    Now, does that help explain 3:10? Here, too, I’ve often wondered what the big deal of nakedness was. In fact, they had already covered themselves so they weren’t technically naked. I can come up with explanations; however, all of them feel like I’m reaching outside the text in order to explain the text. I’m uncomfortable with doing that. However, if I consider that Adam and Eve had now experienced sin and their whole being was changed (metaphorically and spiritually, they had died), then being exposed to a Holy God walking through the Paradise would have been a very fearful event. They would have felt totally unprotected. That’s not injecting anything into the text.

    God then works to get to the bottom of this issue. That is, who on earth put my two wonderful creatures, the height of my creation, into a place where they are fearful of me and think that I would not protect them. The immediately questions from Him were, “Whose responsible?” and “Have you sinned?”

    The pun between 3:1 and 3:7 sets the mind into the right frame to be able to more easily grasp this flow of thought. And, more importantly, the danger of being a sinner in the presence of God. That’s excellent and very basic theology, IMO. Ideal for this location of the development of the text.

  9. I like where you’re going with this, exploring the angle of exposure and protection. I might edit my suggested wording of 3:7 to be something more along the lines of:

    Then the eyes of both of them were opened, and they realized that their smooth skin was exposed and unprotected; so they stitched fig-leaves together and made themselves loincloths.

    It’s possible too that opening up the linguistic range of options in that verse could identify some other English wordplay options for v3:1. I’ll have to think about that.

  10. J. K. Gayle says:

    What makes pun so compelling is the proximity of the one word (ערום /`arowm) in Genesis 2:25 to the other word (ערום/`aruwm) in Genesis 3:1. Yes, the first word is repeated again Genesis 3:7.

    But the second word doesn’t reappear except in Job 5:12 and 15:5, as negatively “cunning” – and yet many other times in the Proverbs as more positively “prudent.” Not sure the “smooth” idea runs through this.

    Your post did make me think of the contrast between Esau, who was cunning ( ידע/ yada`) as in Genesis 25:27 and Jacob, who was smooth ( חלק/ chalaq) as in Genesis 27:11.

  11. mgvh says:

    I wish I could find more evidence for Kass’ claim that nakedness is related to smoothness. (“The root sense of ‘erum, “naked,” is “smooth”: someone who is naked is hairless, clothesless, smooth of skin.”) I can’t find the connection in BDB or HALOT, but I would like to find it, because it would help explain one comment in Ginzberg’s Legends of the Jews. (1.18 and notes 69 and 93 in vol. 6)
    Ginzberg writes: “The first result [of their sin] was that Adam and Eve became naked.
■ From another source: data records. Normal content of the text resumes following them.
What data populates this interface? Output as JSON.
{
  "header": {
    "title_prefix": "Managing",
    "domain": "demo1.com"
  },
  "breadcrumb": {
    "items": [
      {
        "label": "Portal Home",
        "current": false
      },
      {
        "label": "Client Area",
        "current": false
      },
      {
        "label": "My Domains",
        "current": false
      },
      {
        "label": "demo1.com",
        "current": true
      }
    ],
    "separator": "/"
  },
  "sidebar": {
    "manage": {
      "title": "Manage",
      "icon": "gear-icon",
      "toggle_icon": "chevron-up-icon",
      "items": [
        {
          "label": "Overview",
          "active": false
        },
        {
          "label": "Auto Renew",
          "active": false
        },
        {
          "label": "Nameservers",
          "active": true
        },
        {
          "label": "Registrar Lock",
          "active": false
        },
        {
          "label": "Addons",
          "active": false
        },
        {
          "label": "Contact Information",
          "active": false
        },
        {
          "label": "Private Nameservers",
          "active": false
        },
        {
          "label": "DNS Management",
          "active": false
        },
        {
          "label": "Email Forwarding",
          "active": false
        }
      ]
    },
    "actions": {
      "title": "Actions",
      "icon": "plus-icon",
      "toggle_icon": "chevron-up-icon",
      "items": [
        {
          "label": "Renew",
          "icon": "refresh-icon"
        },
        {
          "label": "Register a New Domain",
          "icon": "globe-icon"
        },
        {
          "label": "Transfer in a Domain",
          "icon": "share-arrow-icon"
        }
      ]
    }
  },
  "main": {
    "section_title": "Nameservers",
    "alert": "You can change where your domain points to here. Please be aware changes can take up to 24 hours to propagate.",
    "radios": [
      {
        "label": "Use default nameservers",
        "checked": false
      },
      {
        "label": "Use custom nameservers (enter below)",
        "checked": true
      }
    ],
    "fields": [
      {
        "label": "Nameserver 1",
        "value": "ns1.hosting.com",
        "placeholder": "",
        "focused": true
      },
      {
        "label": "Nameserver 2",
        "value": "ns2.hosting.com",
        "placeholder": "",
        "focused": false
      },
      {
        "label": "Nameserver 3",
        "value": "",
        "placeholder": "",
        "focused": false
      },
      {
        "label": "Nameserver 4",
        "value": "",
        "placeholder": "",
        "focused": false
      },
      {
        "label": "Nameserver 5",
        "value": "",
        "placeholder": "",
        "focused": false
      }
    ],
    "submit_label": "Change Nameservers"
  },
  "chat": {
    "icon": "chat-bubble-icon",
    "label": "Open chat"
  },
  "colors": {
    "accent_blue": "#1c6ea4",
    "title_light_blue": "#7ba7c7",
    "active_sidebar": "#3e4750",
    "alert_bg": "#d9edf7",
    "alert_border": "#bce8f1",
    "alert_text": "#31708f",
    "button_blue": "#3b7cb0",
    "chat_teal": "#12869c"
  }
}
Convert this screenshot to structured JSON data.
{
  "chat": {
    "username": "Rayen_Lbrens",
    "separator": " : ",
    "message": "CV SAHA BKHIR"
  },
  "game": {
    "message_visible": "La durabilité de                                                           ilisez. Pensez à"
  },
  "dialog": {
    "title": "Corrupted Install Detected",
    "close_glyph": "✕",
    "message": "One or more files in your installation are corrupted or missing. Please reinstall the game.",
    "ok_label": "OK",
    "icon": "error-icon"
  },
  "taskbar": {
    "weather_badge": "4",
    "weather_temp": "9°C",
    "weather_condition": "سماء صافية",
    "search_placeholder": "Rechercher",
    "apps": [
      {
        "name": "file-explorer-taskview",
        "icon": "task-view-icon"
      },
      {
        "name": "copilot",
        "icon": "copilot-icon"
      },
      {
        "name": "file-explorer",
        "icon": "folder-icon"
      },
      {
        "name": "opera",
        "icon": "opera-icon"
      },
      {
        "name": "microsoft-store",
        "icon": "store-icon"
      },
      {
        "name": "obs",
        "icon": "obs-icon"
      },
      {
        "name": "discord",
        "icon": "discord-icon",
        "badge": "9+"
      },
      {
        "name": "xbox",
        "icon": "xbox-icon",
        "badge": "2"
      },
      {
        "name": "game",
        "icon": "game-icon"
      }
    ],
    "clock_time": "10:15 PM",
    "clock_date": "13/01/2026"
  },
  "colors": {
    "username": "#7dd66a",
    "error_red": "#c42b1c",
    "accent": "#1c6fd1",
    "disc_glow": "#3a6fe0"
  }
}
Before, their bodies had been overlaid with a horny skin, and enveloped with the cloud of glory. No sooner had they violated the command given them than the cloud of glory and the horny skin dropped from them, and they stood there in their nakedness, and ashamed.”
    His notes are less than clear about where the “horny skin” idea is from, but if “smoothness” is indeed connoted by “naked,” then there would be an explanation. Do note also the further wordplay contrasting Adam and Eve’s original garment of light (reading אור ) with their subsequent garment of skin ( עור ).

  12. @J.K. – you’re right about proximity, of course. The 2.25 reference might have been the better one for the purposes of this post, though it does raise the question of what is meant by “naked” and how it relates to shame and/or the realization in 3.7.

  13. @mgvh: thanks for sharing the Ginzberg comment. It sounds like he’s drawing in a parallel to a snake shedding its skin with humanity before and after sin.

    As for Kass, I found that reference through a Google book search, so maybe there’s something more in his notes?

  14. […] wrote (Cunning punning in Genesis 3): With this in mind, we might think about how a “Literary Equivalent” English translation might […]

  15. Dave says:

    Or that a pun has a two-fold essence, bifurcated to give two directions – so that both the deceit and the result have the same root … the serpent’s tongue !